The entries below are to be printed again word for word.

DATA PROVIDED Block Start

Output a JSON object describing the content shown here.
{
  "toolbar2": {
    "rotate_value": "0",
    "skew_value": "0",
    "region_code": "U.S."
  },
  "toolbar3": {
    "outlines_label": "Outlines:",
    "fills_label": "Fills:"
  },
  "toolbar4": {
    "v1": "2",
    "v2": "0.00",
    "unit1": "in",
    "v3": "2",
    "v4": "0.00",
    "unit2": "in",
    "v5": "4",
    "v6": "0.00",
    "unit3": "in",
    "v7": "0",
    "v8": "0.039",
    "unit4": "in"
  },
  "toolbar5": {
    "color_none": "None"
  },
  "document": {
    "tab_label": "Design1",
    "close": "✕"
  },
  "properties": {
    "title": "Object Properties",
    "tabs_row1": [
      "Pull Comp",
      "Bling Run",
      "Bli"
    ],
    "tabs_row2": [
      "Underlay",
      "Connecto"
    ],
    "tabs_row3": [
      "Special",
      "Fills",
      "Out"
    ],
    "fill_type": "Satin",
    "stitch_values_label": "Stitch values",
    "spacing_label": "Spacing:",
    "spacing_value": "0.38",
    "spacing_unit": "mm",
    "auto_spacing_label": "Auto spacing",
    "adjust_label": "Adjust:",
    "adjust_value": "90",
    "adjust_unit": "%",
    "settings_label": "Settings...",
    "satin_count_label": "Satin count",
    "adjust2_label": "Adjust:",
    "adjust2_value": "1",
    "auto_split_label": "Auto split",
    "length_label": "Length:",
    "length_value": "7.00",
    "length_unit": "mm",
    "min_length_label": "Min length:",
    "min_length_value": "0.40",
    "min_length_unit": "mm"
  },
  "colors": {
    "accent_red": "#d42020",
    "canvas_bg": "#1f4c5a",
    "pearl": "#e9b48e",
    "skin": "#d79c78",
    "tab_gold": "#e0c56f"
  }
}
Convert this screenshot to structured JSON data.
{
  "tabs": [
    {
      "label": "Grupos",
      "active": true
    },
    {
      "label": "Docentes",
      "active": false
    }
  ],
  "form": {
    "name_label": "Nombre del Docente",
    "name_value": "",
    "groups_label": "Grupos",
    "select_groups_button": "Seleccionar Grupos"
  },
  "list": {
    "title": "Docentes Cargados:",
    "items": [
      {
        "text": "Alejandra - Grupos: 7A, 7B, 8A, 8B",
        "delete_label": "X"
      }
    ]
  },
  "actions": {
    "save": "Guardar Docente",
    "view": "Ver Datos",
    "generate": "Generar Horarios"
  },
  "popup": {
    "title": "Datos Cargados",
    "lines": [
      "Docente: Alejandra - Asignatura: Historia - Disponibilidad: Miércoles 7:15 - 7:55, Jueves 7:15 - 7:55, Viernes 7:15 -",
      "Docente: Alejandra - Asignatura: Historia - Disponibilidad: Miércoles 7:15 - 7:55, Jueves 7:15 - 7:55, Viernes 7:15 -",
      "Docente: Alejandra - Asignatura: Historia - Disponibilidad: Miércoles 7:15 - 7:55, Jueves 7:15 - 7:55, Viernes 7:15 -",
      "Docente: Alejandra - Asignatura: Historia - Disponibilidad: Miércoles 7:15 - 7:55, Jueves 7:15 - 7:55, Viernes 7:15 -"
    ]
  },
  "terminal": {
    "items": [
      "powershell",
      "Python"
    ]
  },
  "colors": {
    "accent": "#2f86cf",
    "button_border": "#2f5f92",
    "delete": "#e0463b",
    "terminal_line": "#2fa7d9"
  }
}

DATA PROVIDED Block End

PROBLEM SOLUTION:
Output a JSON object describing the content shown here.
{
  "toolbar2": {
    "rotate_value": "0",
    "skew_value": "0",
    "region_code": "U.S."
  },
  "toolbar3": {
    "outlines_label": "Outlines:",
    "fills_label": "Fills:"
  },
  "toolbar4": {
    "v1": "2",
    "v2": "0.00",
    "unit1": "in",
    "v3": "2",
    "v4": "0.00",
    "unit2": "in",
    "v5": "4",
    "v6": "0.00",
    "unit3": "in",
    "v7": "0",
    "v8": "0.039",
    "unit4": "in"
  },
  "toolbar5": {
    "color_none": "None"
  },
  "document": {
    "tab_label": "Design1",
    "close": "✕"
  },
  "properties": {
    "title": "Object Properties",
    "tabs_row1": [
      "Pull Comp",
      "Bling Run",
      "Bli"
    ],
    "tabs_row2": [
      "Underlay",
      "Connecto"
    ],
    "tabs_row3": [
      "Special",
      "Fills",
      "Out"
    ],
    "fill_type": "Satin",
    "stitch_values_label": "Stitch values",
    "spacing_label": "Spacing:",
    "spacing_value": "0.38",
    "spacing_unit": "mm",
    "auto_spacing_label": "Auto spacing",
    "adjust_label": "Adjust:",
    "adjust_value": "90",
    "adjust_unit": "%",
    "settings_label": "Settings...",
    "satin_count_label": "Satin count",
    "adjust2_label": "Adjust:",
    "adjust2_value": "1",
    "auto_split_label": "Auto split",
    "length_label": "Length:",
    "length_value": "7.00",
    "length_unit": "mm",
    "min_length_label": "Min length:",
    "min_length_value": "0.40",
    "min_length_unit": "mm"
  },
  "colors": {
    "accent_red": "#d42020",
    "canvas_bg": "#1f4c5a",
    "pearl": "#e9b48e",
    "skin": "#d79c78",
    "tab_gold": "#e0c56f"
  }
}
Convert this screenshot to structured JSON data.
{
  "tabs": [
    {
      "label": "Grupos",
      "active": true
    },
    {
      "label": "Docentes",
      "active": false
    }
  ],
  "form": {
    "name_label": "Nombre del Docente",
    "name_value": "",
    "groups_label": "Grupos",
    "select_groups_button": "Seleccionar Grupos"
  },
  "list": {
    "title": "Docentes Cargados:",
    "items": [
      {
        "text": "Alejandra - Grupos: 7A, 7B, 8A, 8B",
        "delete_label": "X"
      }
    ]
  },
  "actions": {
    "save": "Guardar Docente",
    "view": "Ver Datos",
    "generate": "Generar Horarios"
  },
  "popup": {
    "title": "Datos Cargados",
    "lines": [
      "Docente: Alejandra - Asignatura: Historia - Disponibilidad: Miércoles 7:15 - 7:55, Jueves 7:15 - 7:55, Viernes 7:15 -",
      "Docente: Alejandra - Asignatura: Historia - Disponibilidad: Miércoles 7:15 - 7:55, Jueves 7:15 - 7:55, Viernes 7:15 -",
      "Docente: Alejandra - Asignatura: Historia - Disponibilidad: Miércoles 7:15 - 7:55, Jueves 7:15 - 7:55, Viernes 7:15 -",
      "Docente: Alejandra - Asignatura: Historia - Disponibilidad: Miércoles 7:15 - 7:55, Jueves 7:15 - 7:55, Viernes 7:15 -"
    ]
  },
  "terminal": {
    "items": [
      "powershell",
      "Python"
    ]
  },
  "colors": {
    "accent": "#2f86cf",
    "button_border": "#2f5f92",
    "delete": "#e0463b",
    "terminal_line": "#2fa7d9"
  }
}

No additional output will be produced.